When I got home that night, Ian, just like my friend, was just what I needed him to be and carefully rooted through my wares claiming that the living room was in desperate need of a doorstop...he was right, it is, and when I'd been making one in duck-egg blue and gold I'd secretly hoped it wouldn't sell as I knew it would go with our rug so nicely...I'd just hoped that some of the other things would sell a little better! My instinct that night was that craft fairs weren't for me and that the weeks of work that go into creating enough things to fill a 6ft long table had been too much effort for too little reward, but actually with some distance between me and the craft fair, I can appreciate that I'd possibly try it again next year if I felt more confident about the number of people that might be at the venue.

After so many weeks of sewing I'd planned to have a couple of days off after the craft fair, before starting on the beanbags, but I surprised myself. Walking home from school after I'd dropped the children off the next morning, I realised that inside I felt quite wobbly and unsettled by the whole experience and that the only thing that I would find truly comforting and restorative would be to sew...happiness is a rainy morning with the heating turned up high, Woman's Hour on in the background behind the gentle whirr of the sewing machine...and knowing that you are sewing because you want to with all your heart...and not because you have a 6ft table to fill.

I now need to photograph some of the things for my shop...but time keeps running away with me and the light isn't lending itself to sunny, warm photographs. I have so much more to tell, but for now I will go to bed and leave you with a book recommendation: Blood of Flowers by Anita Amirrezvani - over 400 pages which I gobbled up in less than 24 hours; a tale set in 17th century Iran filled with beautiful floral descriptions of the knotting of rugs and the repression and passions that are woven into them. Quite perfect.
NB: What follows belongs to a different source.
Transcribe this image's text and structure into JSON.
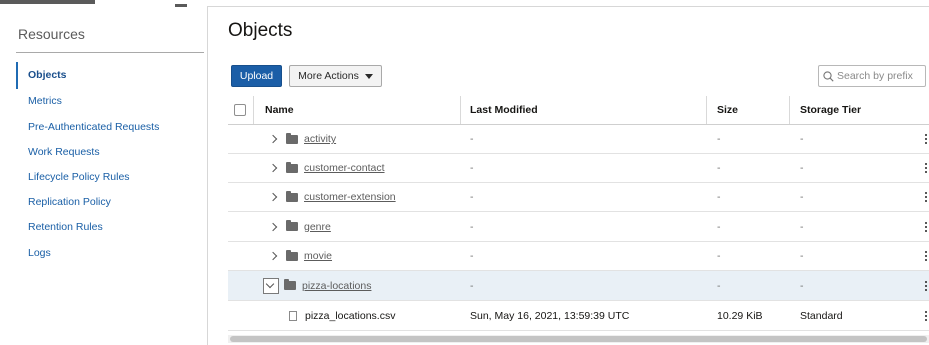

A few of the books/products that I link to on Amazon from my blog contain affiliate links and very occasionally, I'll mention a product that I've been given free of charge. I choose the things that I recommend carefully and my priority is to only share things that I love.